Jessica Oreck’s The Vanquishing of the Witch Baba Yaga is a staggeringly polymorphous documentary that often suggests a collaboration between Carlos Reygadas, Godfrey Reggio, and Apichatpong Weerasethakul. Part meditative nature film, part urban observational, part fairy tale, these seemingly disparate parts consistently juxtapose throughout to form not just an evocative mood piece, but a larger, discursive work that achieves something resembling Sergei Eisenstein’s concept of dialectical montage.
To call Oreck’s film “hypnotic” would be too easy, as it would neglect the content of her ravishing images, which cohere into a rather precise essay film. The film begins in an undisclosed forest with men using scythes to cut tall grass, and voiceover discloses an important clue to the film’s themes: “culture imagines an advantage over nature and builds high walls to keep it out.” From there, the film turns to “Eastern Europe, sometime after the 20th century.” The imprecise temporal markers could suggest sci-fi, but Oreck’s subsequent images of high-rise apartment buildings and expansive urban development (and decay) are unmistakably of our neoliberal realm, the dregs of modernist architecture on full display.
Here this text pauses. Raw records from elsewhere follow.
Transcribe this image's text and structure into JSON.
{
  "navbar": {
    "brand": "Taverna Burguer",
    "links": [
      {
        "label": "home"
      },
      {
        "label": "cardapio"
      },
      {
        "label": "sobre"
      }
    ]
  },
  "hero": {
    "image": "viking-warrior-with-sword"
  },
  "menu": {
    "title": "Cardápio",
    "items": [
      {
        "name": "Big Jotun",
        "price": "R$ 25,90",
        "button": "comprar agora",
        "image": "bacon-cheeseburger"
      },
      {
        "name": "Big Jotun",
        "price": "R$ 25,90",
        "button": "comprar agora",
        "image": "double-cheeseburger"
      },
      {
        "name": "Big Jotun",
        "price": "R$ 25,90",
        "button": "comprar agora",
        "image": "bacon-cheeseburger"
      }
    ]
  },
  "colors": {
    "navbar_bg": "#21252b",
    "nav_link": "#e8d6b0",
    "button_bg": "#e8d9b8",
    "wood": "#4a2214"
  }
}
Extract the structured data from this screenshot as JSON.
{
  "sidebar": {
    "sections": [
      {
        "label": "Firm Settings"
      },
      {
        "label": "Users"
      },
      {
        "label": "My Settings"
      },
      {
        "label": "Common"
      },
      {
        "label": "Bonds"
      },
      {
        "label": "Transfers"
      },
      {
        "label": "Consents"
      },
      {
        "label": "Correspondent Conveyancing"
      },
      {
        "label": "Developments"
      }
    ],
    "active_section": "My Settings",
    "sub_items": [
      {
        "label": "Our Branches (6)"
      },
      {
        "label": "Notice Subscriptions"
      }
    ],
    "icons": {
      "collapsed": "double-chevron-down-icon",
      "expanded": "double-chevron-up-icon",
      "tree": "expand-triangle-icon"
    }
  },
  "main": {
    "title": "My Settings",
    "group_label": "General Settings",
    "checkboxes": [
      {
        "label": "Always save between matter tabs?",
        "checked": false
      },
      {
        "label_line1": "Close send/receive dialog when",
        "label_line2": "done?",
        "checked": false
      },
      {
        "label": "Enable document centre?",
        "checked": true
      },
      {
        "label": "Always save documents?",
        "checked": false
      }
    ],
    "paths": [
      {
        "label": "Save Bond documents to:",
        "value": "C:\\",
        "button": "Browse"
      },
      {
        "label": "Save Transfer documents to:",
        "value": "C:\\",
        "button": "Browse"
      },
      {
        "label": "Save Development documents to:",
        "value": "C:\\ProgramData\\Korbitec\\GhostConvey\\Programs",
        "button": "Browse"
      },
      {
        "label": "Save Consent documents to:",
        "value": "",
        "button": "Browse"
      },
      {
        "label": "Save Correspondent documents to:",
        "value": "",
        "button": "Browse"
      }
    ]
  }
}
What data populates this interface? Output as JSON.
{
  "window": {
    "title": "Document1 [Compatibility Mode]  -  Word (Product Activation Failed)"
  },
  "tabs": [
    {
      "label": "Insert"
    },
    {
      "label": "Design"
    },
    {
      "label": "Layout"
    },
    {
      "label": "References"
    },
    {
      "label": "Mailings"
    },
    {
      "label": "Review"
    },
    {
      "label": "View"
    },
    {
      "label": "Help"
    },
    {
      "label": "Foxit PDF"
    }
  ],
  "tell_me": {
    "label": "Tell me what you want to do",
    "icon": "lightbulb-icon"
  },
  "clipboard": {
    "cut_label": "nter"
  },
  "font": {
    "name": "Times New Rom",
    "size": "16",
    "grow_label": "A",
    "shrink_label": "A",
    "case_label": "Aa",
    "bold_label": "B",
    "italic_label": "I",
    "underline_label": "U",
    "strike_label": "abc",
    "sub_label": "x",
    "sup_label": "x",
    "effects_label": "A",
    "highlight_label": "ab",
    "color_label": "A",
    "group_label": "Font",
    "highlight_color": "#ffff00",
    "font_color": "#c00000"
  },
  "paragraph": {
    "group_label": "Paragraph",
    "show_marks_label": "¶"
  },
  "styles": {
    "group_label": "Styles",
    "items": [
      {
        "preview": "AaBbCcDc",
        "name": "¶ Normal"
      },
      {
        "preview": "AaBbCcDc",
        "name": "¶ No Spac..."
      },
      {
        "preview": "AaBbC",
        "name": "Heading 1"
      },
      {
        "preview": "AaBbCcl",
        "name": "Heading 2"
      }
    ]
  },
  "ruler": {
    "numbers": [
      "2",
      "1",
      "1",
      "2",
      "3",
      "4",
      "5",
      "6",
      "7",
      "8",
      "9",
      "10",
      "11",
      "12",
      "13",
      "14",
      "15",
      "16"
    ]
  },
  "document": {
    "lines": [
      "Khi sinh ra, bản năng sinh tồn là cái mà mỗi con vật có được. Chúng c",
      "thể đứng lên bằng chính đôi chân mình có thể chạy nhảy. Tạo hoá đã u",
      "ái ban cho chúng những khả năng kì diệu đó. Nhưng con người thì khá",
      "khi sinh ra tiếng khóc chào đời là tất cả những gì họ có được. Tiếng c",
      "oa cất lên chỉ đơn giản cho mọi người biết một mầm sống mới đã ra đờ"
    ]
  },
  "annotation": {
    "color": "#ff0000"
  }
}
Finally, an animated retelling of a fairy tale is introduced, as a pair of children must contend with the wilderness and, ultimately, a witch named Baba Yaga.